Aim of the task:
Retyping the data exactly is the task. Include every line.

<<<<

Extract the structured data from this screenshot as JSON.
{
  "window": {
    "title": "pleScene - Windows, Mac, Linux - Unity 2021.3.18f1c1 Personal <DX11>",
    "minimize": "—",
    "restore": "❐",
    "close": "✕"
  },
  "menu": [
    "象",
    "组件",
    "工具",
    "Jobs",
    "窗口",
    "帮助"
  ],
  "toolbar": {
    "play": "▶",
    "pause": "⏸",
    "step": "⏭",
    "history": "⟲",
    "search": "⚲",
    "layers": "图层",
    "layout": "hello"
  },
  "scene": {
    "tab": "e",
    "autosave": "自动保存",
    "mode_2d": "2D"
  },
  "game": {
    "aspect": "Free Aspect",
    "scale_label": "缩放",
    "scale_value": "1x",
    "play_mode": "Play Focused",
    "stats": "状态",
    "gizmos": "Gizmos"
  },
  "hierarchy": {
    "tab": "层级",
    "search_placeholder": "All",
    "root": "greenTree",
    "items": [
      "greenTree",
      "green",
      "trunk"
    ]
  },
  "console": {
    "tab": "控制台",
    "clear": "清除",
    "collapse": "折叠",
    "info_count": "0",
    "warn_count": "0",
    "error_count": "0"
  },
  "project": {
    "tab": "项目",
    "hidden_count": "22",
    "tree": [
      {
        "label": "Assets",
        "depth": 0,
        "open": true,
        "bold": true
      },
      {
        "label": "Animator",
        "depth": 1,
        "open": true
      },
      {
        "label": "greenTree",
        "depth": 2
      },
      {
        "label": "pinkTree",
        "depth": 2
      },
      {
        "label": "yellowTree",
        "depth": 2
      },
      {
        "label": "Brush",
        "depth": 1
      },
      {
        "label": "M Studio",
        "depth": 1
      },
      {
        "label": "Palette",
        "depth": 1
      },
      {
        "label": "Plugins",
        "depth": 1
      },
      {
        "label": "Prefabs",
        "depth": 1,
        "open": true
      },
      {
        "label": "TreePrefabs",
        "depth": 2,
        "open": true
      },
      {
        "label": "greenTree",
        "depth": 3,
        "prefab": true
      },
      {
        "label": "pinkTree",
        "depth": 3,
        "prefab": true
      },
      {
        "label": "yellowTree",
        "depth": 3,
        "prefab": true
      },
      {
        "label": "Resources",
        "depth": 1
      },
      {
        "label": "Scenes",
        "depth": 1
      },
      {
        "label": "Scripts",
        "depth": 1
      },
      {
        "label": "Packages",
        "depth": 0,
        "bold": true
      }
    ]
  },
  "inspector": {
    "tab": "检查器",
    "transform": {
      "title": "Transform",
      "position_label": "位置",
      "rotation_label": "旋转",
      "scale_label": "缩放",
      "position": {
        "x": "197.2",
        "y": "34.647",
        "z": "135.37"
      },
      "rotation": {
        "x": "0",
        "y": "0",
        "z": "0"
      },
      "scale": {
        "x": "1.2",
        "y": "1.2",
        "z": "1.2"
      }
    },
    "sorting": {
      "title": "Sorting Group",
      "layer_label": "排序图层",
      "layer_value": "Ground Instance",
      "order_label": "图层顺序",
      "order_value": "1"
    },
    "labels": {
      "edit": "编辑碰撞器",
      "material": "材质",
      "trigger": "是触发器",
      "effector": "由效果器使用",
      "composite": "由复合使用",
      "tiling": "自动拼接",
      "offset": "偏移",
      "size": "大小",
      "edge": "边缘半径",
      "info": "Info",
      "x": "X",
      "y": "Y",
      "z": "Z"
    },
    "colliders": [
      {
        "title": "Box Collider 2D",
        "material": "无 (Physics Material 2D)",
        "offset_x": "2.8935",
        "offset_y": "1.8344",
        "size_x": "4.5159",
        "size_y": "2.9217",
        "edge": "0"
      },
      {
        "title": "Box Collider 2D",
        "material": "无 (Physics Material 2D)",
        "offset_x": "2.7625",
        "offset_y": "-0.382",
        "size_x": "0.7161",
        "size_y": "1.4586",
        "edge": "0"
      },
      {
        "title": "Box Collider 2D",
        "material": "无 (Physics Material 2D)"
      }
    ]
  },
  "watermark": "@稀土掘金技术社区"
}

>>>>

Response:
Extract the structured data from this screenshot as JSON.
{
  "window": {
    "title": "pleScene - Windows, Mac, Linux - Unity 2021.3.18f1c1 Personal <DX11>",
    "minimize": "—",
    "restore": "❐",
    "close": "✕"
  },
  "menu": [
    "象",
    "组件",
    "工具",
    "Jobs",
    "窗口",
    "帮助"
  ],
  "toolbar": {
    "play": "▶",
    "pause": "⏸",
    "step": "⏭",
    "history": "⟲",
    "search": "⚲",
    "layers": "图层",
    "layout": "hello"
  },
  "scene": {
    "tab": "e",
    "autosave": "自动保存",
    "mode_2d": "2D"
  },
  "game": {
    "aspect": "Free Aspect",
    "scale_label": "缩放",
    "scale_value": "1x",
    "play_mode": "Play Focused",
    "stats": "状态",
    "gizmos": "Gizmos"
  },
  "hierarchy": {
    "tab": "层级",
    "search_placeholder": "All",
    "root": "greenTree",
    "items": [
      "greenTree",
      "green",
      "trunk"
    ]
  },
  "console": {
    "tab": "控制台",
    "clear": "清除",
    "collapse": "折叠",
    "info_count": "0",
    "warn_count": "0",
    "error_count": "0"
  },
  "project": {
    "tab": "项目",
    "hidden_count": "22",
    "tree": [
      {
        "label": "Assets",
        "depth": 0,
        "open": true,
        "bold": true
      },
      {
        "label": "Animator",
        "depth": 1,
        "open": true
      },
      {
        "label": "greenTree",
        "depth": 2
      },
      {
        "label": "pinkTree",
        "depth": 2
      },
      {
        "label": "yellowTree",
        "depth": 2
      },
      {
        "label": "Brush",
        "depth": 1
      },
      {
        "label": "M Studio",
        "depth": 1
      },
      {
        "label": "Palette",
        "depth": 1
      },
      {
        "label": "Plugins",
        "depth": 1
      },
      {
        "label": "Prefabs",
        "depth": 1,
        "open": true
      },
      {
        "label": "TreePrefabs",
        "depth": 2,
        "open": true
      },
      {
        "label": "greenTree",
        "depth": 3,
        "prefab": true
      },
      {
        "label": "pinkTree",
        "depth": 3,
        "prefab": true
      },
      {
        "label": "yellowTree",
        "depth": 3,
        "prefab": true
      },
      {
        "label": "Resources",
        "depth": 1
      },
      {
        "label": "Scenes",
        "depth": 1
      },
      {
        "label": "Scripts",
        "depth": 1
      },
      {
        "label": "Packages",
        "depth": 0,
        "bold": true
      }
    ]
  },
  "inspector": {
    "tab": "检查器",
    "transform": {
      "title": "Transform",
      "position_label": "位置",
      "rotation_label": "旋转",
      "scale_label": "缩放",
      "position": {
        "x": "197.2",
        "y": "34.647",
        "z": "135.37"
      },
      "rotation": {
        "x": "0",
        "y": "0",
        "z": "0"
      },
      "scale": {
        "x": "1.2",
        "y": "1.2",
        "z": "1.2"
      }
    },
    "sorting": {
      "title": "Sorting Group",
      "layer_label": "排序图层",
      "layer_value": "Ground Instance",
      "order_label": "图层顺序",
      "order_value": "1"
    },
    "labels": {
      "edit": "编辑碰撞器",
      "material": "材质",
      "trigger": "是触发器",
      "effector": "由效果器使用",
      "composite": "由复合使用",
      "tiling": "自动拼接",
      "offset": "偏移",
      "size": "大小",
      "edge": "边缘半径",
      "info": "Info",
      "x": "X",
      "y": "Y",
      "z": "Z"
    },
    "colliders": [
      {
        "title": "Box Collider 2D",
        "material": "无 (Physics Material 2D)",
        "offset_x": "2.8935",
        "offset_y": "1.8344",
        "size_x": "4.5159",
        "size_y": "2.9217",
        "edge": "0"
      },
      {
        "title": "Box Collider 2D",
        "material": "无 (Physics Material 2D)",
        "offset_x": "2.7625",
        "offset_y": "-0.382",
        "size_x": "0.7161",
        "size_y": "1.4586",
        "edge": "0"
      },
      {
        "title": "Box Collider 2D",
        "material": "无 (Physics Material 2D)"
      }
    ]
  },
  "watermark": "@稀土掘金技术社区"
}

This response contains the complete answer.